Res ipsa loquitur
Do you want to know what is really wrong with higher education in this country? Leave aside, for a moment, the financial aspects of The Bubble. Those are important, and will be decisive, as will the advent of new avenues of learning brought to you by the internet, not to mention the revitalization of old avenues of learning such as home schooling. But what is going to make the imminent collapse of the higher education establishment pass without much public sorrow is the rottenness at the core of the system. Evidence of this rot is patent at almost all colleges and universities, wherever terms like “post colonial,” “gender studies,” and kindred lures to menacing unintelligibility litter the public square. As a mild but still minatory instance, I reproduce in its entirety this syllabus, sent to me by a friend doing missionary work among the barbarians, from Cornell University. How much had to go wrong in how many institutions to make this festival of minatory garbage possible?
Radical Thought on the Margins II
Cornell Theory Reading Group Conference

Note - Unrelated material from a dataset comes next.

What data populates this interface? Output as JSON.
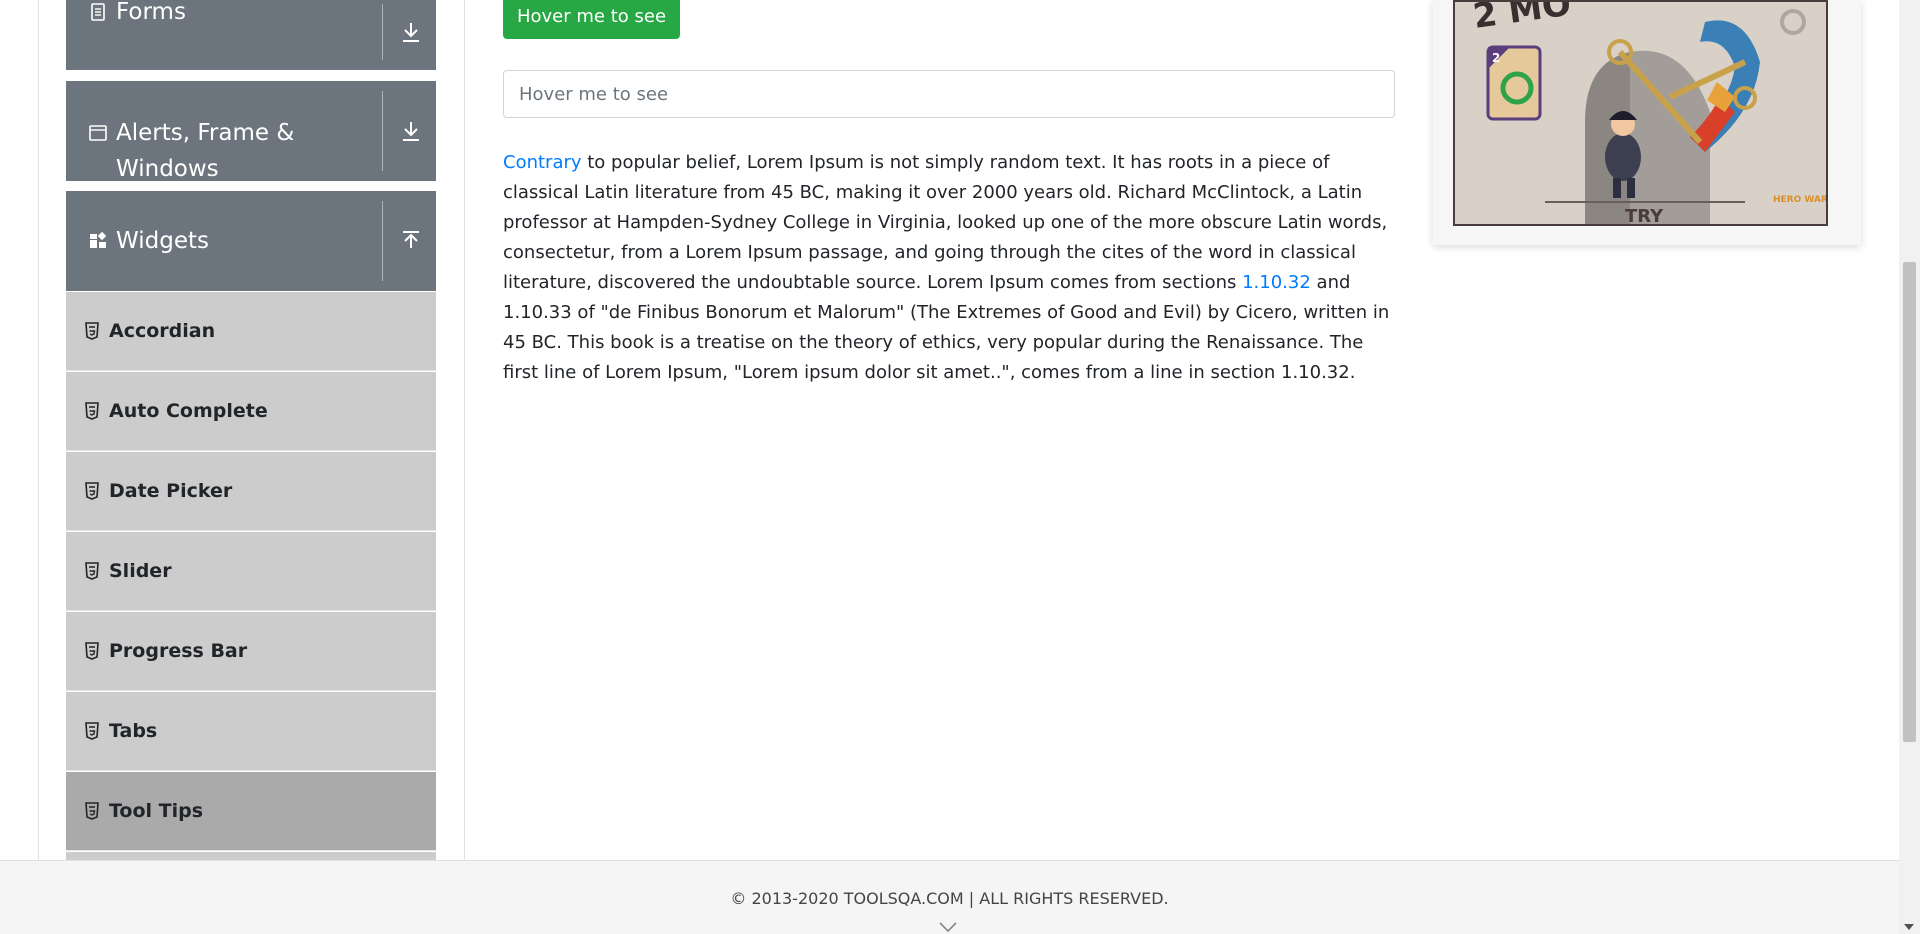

Organized in collaboration with the Princeton Theory Reading Group
October 4-5, 2013
*All panels will be held in 258 Goldwin Smith Hall*
FRIDAY, Oct. 4
Panel 1 (4:30-6 p.m.)
Brandon Terry (UChicago/Harvard) “Irony and Its Politics in Civil Rights Historiography”
Jasbir Puar (Rutgers) “Affective Politics: States of Debility and Capacity”
Gabriela Nouzeilles (Princeton) “Marxian Afterimages”
SATURDAY, Oct. 5
Breakfast: 10-10:30 a.m.
Panel 2 (10:30 a.m.-12 p.m.)
Ana Sabau (Princeton) “History at the Margins: An Interpretation of the Mayan Caste War”
Gavin Arnall (Princeton) “Marxism and Indigenismo Reconsidered”
Susana Draper (Princeton) “Staging Change: Dual Power, Motley States, and the Turn to the Commons (from René Zavaleta Mercado to Raquel Gutiérrez)”
Lunch: 12-1:30 p.m.
Panel 3 (1:30 p.m.-2:45 p.m.)
Gerardo Muñoz (Princeton) “At a Double Margin: On Trần Đức Thảo’s Phenomenological Marxism”
Naoki Sakai (Cornell) “Dislocation of the West”
Panel 4 (3-4:15 p.m.)
Efthymia Rentzou (Princeton) “Beyond the Human: Universalism, Humanism, and the French Avant-garde of the 1930s”
Nick Nesbitt (Princeton) “Fragments of a Universal History: Capitalism, Mass Revolution, and the Idea of Equality in the Black Jacobins”
Co-sponsors: Department of Romance Studies, Department of German Studies, Department of Near Eastern Studies, Department of Comparative Literature, Department of History, Department of English, Department of Government, Department of Anthropology, Department of City and Regional Planning, Department of History of Art, the Society for the Humanities, the Institute for Comparative Modernities (ICM), the Cornell Institute for European Studies (CIES), the East Asia Program, French Studies Program, the Institute for German Cultural Studies, the Africana Studies and Research Center, the Mario Einaudi Center for International Studies, and the Feminist, Gender, & Sexuality Studies Program.
Department of Romance Studies
423 Morrill Hall
Ithaca, NY 14853
Two things: one, note the institutional affiliations: Princeton, University of Chicago, Cornell, Harvard, i.e., the most prestigious. Two, note the diacritical marks in the names: it’s the Häagan-Dazs or Mötley Crüe of academic chic.